“Other than early last year, when government – the largest employer in the data – delayed salary adjustments for three months, there are no examples in the recent past of such slow nominal growth in average disposable salaries,” says Schüssler.
The BDSI is at risk of showing a real decline in salaries for the entire year, should the current trend hold. For the first eight months, real take-home salaries declined by -0.4%.
Pensions, not salaries keeps domestic economy going
The real private pension payments for 650,000 pensioners measured in BankservAfrica’s Private Pension Payments (BPPI) increased by 1.7% for the first eight months of 2016, compared to the same period in 2015.
“Pension payments increased by 3.5% in real terms and by 9.7% in nominal terms”, says Dr Belrose.
The median private pension showed the fastest growth since the BPPI’s inception, increasing by 14.3% year-on-year. The typical pensioner has therefore had a relatively good increase in pension payments, which could also be a function of the weaker Rand.
“The typical pensioner received 45.7% of the typical disposable salary, the highest since BankservAfrica records began tracking private pensioners,” says Dr Belrose.
Total pension payments were 13% higher in August 2016 than in August 2015. Total salary payments only increased by 5.4%, far lower than the August inflation rate of 5.9%.
“While household consumption expenditure is still slightly positive, it is clear that the domestic economy is being kept alive by the increases that pensioners are getting rather than the salaries,” says Schüssler, noting that the sales of durable goods, such as motor cars, are in the doldrums. These items are less likely to be bought by pensioners, who draw an average pensioner payment of R6 495.
“However, large pension assets are positive for keeping the economy alive during difficult times.
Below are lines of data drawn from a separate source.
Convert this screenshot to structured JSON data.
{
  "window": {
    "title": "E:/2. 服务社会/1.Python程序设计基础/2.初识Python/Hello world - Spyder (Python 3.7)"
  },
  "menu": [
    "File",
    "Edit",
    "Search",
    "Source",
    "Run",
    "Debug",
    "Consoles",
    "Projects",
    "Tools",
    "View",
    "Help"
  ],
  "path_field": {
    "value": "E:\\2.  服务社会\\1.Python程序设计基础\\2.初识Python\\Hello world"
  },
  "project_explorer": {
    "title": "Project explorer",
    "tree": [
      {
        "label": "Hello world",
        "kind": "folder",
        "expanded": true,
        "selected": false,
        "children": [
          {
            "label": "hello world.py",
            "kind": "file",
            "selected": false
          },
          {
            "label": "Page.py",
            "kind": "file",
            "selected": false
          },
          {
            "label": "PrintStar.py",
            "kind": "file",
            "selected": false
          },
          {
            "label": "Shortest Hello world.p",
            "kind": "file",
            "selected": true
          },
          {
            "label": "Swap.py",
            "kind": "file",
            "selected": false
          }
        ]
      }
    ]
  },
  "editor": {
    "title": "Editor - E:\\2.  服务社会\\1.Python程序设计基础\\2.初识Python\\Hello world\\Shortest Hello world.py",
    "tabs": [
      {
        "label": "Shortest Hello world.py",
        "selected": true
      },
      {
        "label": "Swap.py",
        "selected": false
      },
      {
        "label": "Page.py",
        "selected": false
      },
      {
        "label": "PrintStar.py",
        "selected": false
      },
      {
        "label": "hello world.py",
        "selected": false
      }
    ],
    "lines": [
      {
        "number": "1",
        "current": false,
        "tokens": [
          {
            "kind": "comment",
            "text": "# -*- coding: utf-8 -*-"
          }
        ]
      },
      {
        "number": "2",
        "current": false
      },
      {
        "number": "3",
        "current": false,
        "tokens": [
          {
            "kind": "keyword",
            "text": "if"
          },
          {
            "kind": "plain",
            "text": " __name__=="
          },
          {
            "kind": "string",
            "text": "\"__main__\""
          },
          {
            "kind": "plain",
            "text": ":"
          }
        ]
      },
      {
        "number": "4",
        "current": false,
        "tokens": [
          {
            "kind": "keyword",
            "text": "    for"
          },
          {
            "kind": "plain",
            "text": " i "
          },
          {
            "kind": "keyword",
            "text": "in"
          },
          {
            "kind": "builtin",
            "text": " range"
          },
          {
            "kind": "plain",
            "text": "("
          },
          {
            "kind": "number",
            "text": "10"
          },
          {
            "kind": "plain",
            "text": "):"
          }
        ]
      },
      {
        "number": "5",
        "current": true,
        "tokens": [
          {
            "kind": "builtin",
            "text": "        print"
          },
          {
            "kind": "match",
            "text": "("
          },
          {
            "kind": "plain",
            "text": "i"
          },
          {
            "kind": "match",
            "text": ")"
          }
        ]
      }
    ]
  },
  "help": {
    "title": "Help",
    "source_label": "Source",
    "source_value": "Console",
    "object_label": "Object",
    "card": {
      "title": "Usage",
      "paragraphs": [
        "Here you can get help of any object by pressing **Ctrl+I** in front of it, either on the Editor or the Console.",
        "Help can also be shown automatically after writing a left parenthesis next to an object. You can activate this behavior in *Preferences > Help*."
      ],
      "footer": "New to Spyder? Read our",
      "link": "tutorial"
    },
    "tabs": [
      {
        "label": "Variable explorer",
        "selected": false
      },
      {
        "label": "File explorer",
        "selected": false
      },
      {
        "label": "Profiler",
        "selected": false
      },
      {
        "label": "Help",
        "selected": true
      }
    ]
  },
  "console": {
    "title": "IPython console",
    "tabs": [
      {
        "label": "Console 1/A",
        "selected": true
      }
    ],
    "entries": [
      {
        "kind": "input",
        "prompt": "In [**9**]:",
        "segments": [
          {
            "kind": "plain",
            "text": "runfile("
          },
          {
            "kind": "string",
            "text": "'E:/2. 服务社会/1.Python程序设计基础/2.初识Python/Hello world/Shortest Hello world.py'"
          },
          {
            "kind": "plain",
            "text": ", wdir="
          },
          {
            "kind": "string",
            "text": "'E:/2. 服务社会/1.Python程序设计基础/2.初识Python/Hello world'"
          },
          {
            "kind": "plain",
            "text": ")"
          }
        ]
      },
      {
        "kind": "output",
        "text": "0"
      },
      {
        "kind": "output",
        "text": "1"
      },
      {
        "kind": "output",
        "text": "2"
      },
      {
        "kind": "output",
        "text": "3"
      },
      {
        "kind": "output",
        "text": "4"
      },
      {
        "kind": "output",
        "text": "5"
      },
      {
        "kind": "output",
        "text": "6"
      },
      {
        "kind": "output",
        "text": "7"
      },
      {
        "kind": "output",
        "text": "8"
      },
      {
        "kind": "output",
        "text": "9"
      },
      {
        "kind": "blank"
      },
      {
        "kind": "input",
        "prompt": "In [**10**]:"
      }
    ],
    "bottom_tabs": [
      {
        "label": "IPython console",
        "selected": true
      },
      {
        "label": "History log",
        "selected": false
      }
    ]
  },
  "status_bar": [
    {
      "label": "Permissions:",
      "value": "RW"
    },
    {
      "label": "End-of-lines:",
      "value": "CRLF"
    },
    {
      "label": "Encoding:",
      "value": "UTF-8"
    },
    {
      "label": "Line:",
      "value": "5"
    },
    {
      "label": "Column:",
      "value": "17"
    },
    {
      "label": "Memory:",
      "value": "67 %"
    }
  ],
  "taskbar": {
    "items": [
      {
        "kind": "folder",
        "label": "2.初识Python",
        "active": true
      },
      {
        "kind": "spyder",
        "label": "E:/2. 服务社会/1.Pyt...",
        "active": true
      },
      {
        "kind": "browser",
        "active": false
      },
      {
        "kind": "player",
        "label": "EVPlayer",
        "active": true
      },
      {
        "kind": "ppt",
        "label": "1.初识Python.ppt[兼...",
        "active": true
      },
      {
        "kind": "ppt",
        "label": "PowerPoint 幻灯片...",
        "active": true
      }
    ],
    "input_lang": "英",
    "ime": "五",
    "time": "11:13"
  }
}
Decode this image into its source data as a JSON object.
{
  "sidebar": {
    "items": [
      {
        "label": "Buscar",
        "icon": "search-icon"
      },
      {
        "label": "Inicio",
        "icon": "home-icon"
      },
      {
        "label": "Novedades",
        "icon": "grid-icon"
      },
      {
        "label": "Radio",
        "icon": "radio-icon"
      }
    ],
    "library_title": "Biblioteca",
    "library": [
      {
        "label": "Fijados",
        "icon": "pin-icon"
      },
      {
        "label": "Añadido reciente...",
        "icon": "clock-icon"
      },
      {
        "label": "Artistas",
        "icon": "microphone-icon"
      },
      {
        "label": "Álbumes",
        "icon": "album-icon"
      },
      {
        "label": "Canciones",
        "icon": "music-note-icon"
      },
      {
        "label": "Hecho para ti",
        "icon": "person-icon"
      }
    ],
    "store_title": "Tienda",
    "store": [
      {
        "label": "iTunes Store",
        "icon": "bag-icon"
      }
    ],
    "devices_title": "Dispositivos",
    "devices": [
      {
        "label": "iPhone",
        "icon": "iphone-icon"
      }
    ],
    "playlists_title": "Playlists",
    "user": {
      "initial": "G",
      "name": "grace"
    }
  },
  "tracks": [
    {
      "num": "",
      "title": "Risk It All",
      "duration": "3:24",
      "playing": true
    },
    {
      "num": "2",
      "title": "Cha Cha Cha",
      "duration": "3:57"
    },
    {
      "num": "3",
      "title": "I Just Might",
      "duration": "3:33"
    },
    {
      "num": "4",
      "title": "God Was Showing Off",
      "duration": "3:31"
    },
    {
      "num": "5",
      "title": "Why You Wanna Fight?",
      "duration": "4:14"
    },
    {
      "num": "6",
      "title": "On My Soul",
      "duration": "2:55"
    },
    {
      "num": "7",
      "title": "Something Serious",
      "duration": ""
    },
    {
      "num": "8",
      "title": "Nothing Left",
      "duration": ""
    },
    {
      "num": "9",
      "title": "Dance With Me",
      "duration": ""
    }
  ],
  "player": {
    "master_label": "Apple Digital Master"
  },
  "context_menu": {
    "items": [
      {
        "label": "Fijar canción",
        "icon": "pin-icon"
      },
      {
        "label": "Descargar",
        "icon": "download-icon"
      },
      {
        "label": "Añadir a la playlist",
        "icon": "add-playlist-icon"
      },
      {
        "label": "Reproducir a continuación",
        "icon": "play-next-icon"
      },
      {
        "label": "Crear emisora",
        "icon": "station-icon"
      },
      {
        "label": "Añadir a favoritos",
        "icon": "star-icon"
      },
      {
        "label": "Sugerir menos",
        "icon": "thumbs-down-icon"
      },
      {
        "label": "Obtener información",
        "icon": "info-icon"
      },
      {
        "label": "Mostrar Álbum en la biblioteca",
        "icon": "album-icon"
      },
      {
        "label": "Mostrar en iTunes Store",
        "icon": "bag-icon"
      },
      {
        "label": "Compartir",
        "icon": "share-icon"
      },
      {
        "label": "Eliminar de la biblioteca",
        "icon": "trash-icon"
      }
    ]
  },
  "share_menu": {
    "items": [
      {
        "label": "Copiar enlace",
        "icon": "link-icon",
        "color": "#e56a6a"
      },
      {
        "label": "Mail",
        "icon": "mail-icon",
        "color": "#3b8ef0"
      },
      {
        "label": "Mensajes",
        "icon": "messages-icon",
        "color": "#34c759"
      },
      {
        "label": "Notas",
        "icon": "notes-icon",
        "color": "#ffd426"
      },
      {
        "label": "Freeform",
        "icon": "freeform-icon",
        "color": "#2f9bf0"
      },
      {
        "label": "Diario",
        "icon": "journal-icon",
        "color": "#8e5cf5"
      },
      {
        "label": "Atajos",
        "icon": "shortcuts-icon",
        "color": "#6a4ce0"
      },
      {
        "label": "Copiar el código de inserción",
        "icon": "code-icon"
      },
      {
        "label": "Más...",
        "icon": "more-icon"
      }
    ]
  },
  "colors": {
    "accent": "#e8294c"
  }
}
The advantage of having the sixth highest pension assets in the world is paying off,” he adds.